What You Need to Know.
In this article we will take a closer look at:
2.. Types of Automation Used in Automotive Powertrain Mfg
> Fixed Automation
> Programmable Automation
> Flexible Automation
3. Powertrain Machining & Assembly Transfer Lines
4. Examples of Automoation Powertrain Machining & Assembly
The automobile industry is no stranger to automation. It is a pioneer in this area and is one of the largest users of automation devices in the industrial manufacturing arena. Very little in automotive manufacturing or their supply chain is not fully optimized.
As traditional automotive industry manufacturers struggle to stay profitable in the short term and alive in the long, good workholding is recognized as the key to manufacturing automation.
Applications of automation in the automotive industry typically include:
> Inspection and Measurement
Each of these applications integrates robots, jigs, fixtures and workholding devices into their automated manufacturing designs.
Our goals in this article are to introduce the automotive industry’s application of automation and workholding in powertrain machining and assembly processes, describe the types of automation used, give a basic overview of automated transfer lines used in powertrain machining and assembly processes and provide some examples of automotive powertrain machining and assembly applications.
The future of automation and workholding in automotive manufacturing is progressing with robotics, machine vision, cobots, and other digital technologies. To take advantage of the growth in automation, you must know your goals, what affects production and the benefits each technology provides. When in doubt, minimize complexity, follow proper engineering principles and work with vendors that provide good customer service.
The types of automation used in automotive powertrain manufacturing include:
Characterized by large volume production. Also called hard automation, most programming is contained within individual machines. The speed and sequence of processes are set by the equipment or production line.
Characterized by making several dozens to thousands of parts, programmable automation is associated with batch production. It gives manufacturers the ability to produce more types of parts or products. However, downtime is needed to perform changeovers. And downtime is expensive and has led to an extension of programmable automation called flexible automation.
Flexible automation can perform changeovers automatically.
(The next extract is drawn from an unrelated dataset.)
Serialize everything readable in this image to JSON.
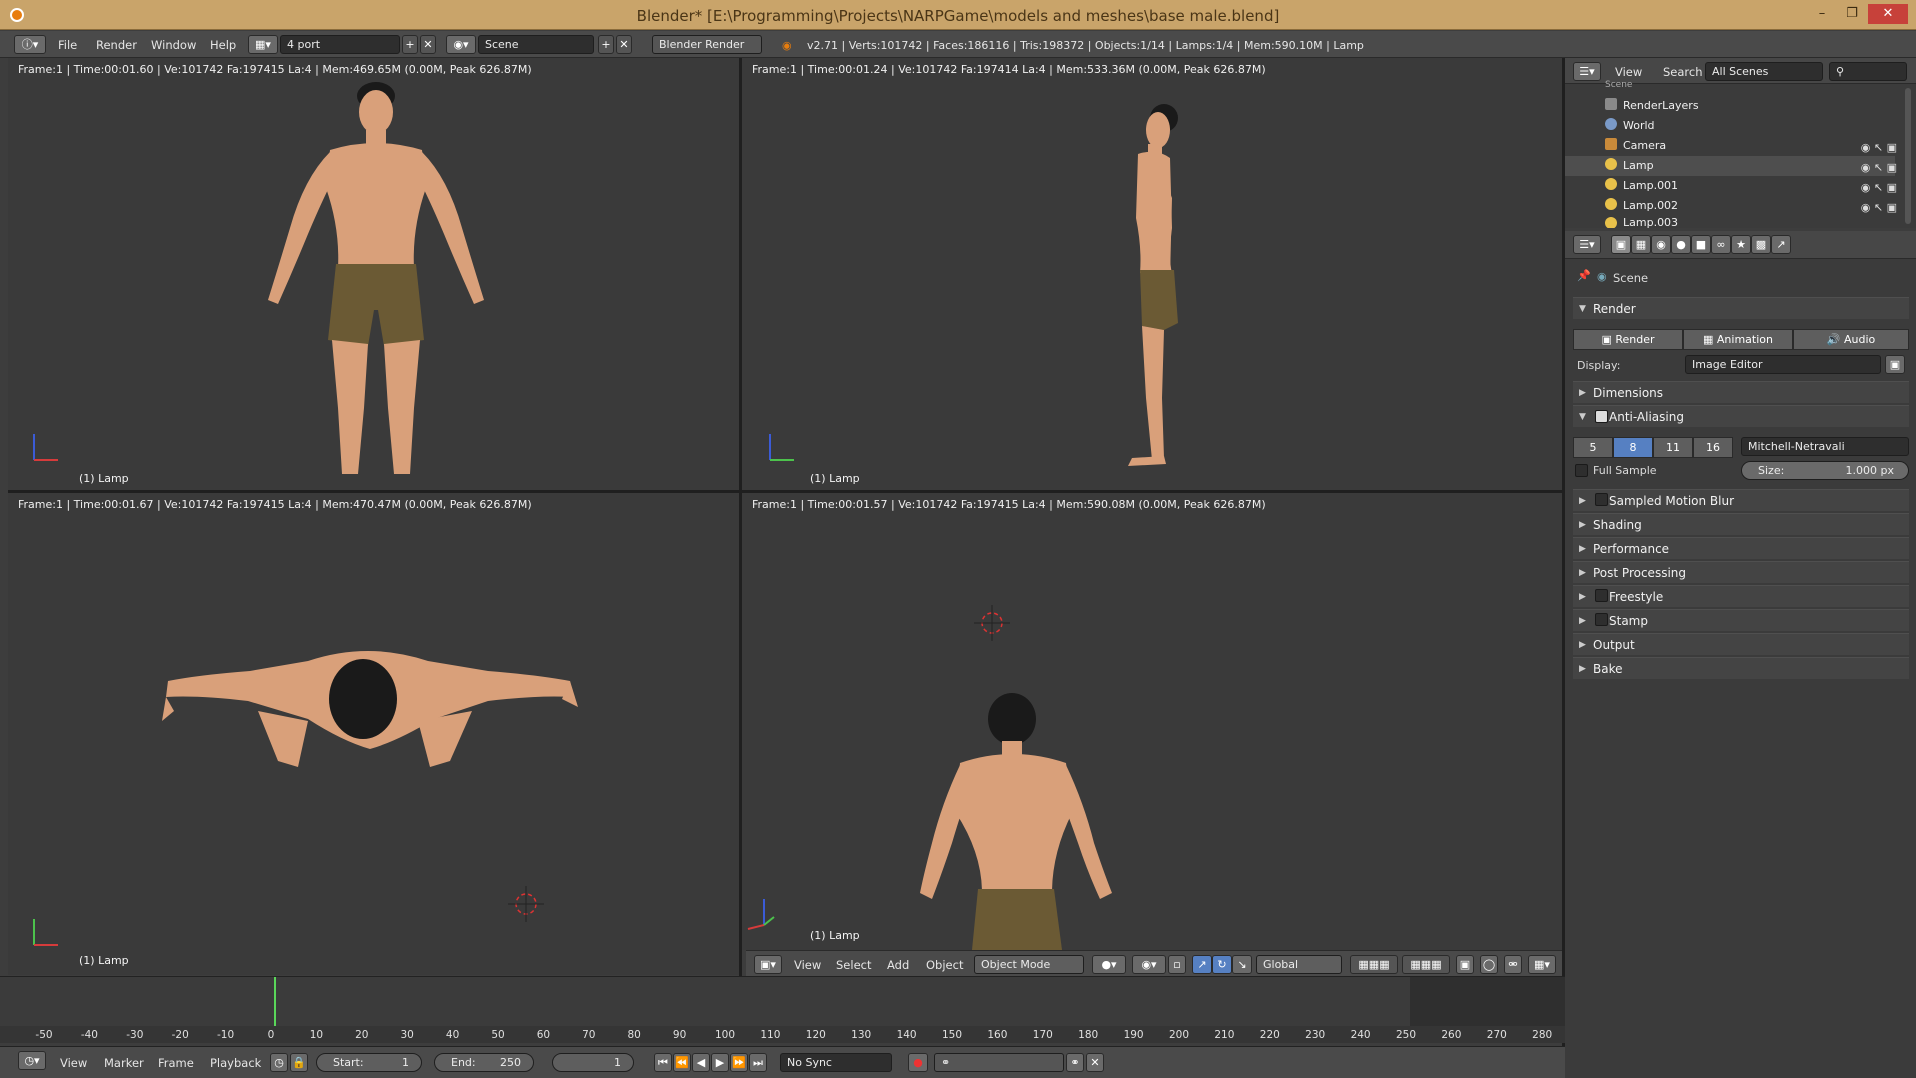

This may limit operating equipment to producing parts that share similar tools or require additional devices to make automated changeovers possible.
The first step in factory automation is to automate the moving of parts between various machines or workstations.
A transfer line is a manufacturing system which consists of a predetermined sequence of machines connected by an automated material handling system and designed for working on a small family of parts. Parts can be moved singularly because there’s no need for batching when carrying parts between process stations (as opposed to a job shop for example).
The line can be synchronous, meaning that all parts advance with the same speed, or asynchronous, meaning buffers exist between stations where parts wait to be processed. Not all transfer lines must be geometrically straight lines, for example, circular solutions have been developed which make use of rotary tables, however using buffers becomes almost impossible.
A typical transfer line sequence involves raw work parts entering at one end of the transfer line, getting processed sequentially at various stations and then coming out of other end of transfer line as a finished part.
A crucial problem when using transfer line manufacturing is line balancing: a trade-off between increasing productivity and minimizing cost conserving total processing time.
And consider that by having a very few machines versus 100 or more stations, there is less transfer and far less clamping and locating. Not only is moving parts a huge form of waste, but when you have a vast array of fixtures, maintaining the locators and clamps so there is repeatability is a massive undertaking in and of itself.
Some examples of automotive powertrain machining and assembly applications are:
Automotive powertrain machining and assembly processes integrate robots, jigs, fixtures and workholding devices into their automated manufacturing designs.
They use fixed, programmable or flexible automation to accomplish their throughput and cost objectives.
Most often some form of automated transfer line is employed to accomplish their manufacturing goals.
This article introduced the automotive industry’s application of automation and workholding in powertrain machining and assembly processes, described the types of automation used, gave a basic overview of automated transfer lines used and provided some examples of automotive powertrain machining and assembly applications.